[Your assignment]:
Each record must appear in the answer exactly as given.

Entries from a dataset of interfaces

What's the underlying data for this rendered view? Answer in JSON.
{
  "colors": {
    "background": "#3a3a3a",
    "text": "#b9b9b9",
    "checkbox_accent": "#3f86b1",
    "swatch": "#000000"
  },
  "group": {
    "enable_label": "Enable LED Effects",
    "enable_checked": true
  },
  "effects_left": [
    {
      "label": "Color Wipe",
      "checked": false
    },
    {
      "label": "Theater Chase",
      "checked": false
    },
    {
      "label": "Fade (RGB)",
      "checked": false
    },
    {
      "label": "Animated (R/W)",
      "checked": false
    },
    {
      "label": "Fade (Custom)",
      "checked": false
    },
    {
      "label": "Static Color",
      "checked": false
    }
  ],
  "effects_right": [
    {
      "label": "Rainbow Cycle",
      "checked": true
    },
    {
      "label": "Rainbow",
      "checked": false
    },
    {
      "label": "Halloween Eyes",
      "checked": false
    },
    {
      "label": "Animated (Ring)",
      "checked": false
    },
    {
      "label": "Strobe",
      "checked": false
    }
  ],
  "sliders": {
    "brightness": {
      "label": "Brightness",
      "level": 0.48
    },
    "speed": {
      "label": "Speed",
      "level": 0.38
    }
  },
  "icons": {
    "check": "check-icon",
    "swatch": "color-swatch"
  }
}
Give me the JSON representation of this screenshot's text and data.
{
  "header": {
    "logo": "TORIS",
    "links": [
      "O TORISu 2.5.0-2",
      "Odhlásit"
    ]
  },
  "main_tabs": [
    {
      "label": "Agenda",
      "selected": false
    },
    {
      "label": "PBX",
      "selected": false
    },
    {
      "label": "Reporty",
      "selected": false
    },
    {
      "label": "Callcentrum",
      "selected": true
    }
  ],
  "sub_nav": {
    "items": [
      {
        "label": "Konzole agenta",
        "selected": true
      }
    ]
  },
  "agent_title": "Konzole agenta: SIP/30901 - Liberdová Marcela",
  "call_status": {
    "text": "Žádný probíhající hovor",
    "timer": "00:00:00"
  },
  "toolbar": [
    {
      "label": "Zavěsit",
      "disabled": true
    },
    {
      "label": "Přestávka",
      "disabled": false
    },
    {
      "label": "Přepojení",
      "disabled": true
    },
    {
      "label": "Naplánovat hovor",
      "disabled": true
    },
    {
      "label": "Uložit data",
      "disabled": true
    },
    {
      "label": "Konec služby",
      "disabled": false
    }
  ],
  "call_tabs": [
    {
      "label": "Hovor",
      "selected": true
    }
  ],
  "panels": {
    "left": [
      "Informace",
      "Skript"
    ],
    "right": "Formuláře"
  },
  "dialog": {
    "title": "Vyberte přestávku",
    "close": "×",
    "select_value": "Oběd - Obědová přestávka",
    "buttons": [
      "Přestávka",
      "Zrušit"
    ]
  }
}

[Answer]:
What's the underlying data for this rendered view? Answer in JSON.
{
  "colors": {
    "background": "#3a3a3a",
    "text": "#b9b9b9",
    "checkbox_accent": "#3f86b1",
    "swatch": "#000000"
  },
  "group": {
    "enable_label": "Enable LED Effects",
    "enable_checked": true
  },
  "effects_left": [
    {
      "label": "Color Wipe",
      "checked": false
    },
    {
      "label": "Theater Chase",
      "checked": false
    },
    {
      "label": "Fade (RGB)",
      "checked": false
    },
    {
      "label": "Animated (R/W)",
      "checked": false
    },
    {
      "label": "Fade (Custom)",
      "checked": false
    },
    {
      "label": "Static Color",
      "checked": false
    }
  ],
  "effects_right": [
    {
      "label": "Rainbow Cycle",
      "checked": true
    },
    {
      "label": "Rainbow",
      "checked": false
    },
    {
      "label": "Halloween Eyes",
      "checked": false
    },
    {
      "label": "Animated (Ring)",
      "checked": false
    },
    {
      "label": "Strobe",
      "checked": false
    }
  ],
  "sliders": {
    "brightness": {
      "label": "Brightness",
      "level": 0.48
    },
    "speed": {
      "label": "Speed",
      "level": 0.38
    }
  },
  "icons": {
    "check": "check-icon",
    "swatch": "color-swatch"
  }
}
Give me the JSON representation of this screenshot's text and data.
{
  "header": {
    "logo": "TORIS",
    "links": [
      "O TORISu 2.5.0-2",
      "Odhlásit"
    ]
  },
  "main_tabs": [
    {
      "label": "Agenda",
      "selected": false
    },
    {
      "label": "PBX",
      "selected": false
    },
    {
      "label": "Reporty",
      "selected": false
    },
    {
      "label": "Callcentrum",
      "selected": true
    }
  ],
  "sub_nav": {
    "items": [
      {
        "label": "Konzole agenta",
        "selected": true
      }
    ]
  },
  "agent_title": "Konzole agenta: SIP/30901 - Liberdová Marcela",
  "call_status": {
    "text": "Žádný probíhající hovor",
    "timer": "00:00:00"
  },
  "toolbar": [
    {
      "label": "Zavěsit",
      "disabled": true
    },
    {
      "label": "Přestávka",
      "disabled": false
    },
    {
      "label": "Přepojení",
      "disabled": true
    },
    {
      "label": "Naplánovat hovor",
      "disabled": true
    },
    {
      "label": "Uložit data",
      "disabled": true
    },
    {
      "label": "Konec služby",
      "disabled": false
    }
  ],
  "call_tabs": [
    {
      "label": "Hovor",
      "selected": true
    }
  ],
  "panels": {
    "left": [
      "Informace",
      "Skript"
    ],
    "right": "Formuláře"
  },
  "dialog": {
    "title": "Vyberte přestávku",
    "close": "×",
    "select_value": "Oběd - Obědová přestávka",
    "buttons": [
      "Přestávka",
      "Zrušit"
    ]
  }
}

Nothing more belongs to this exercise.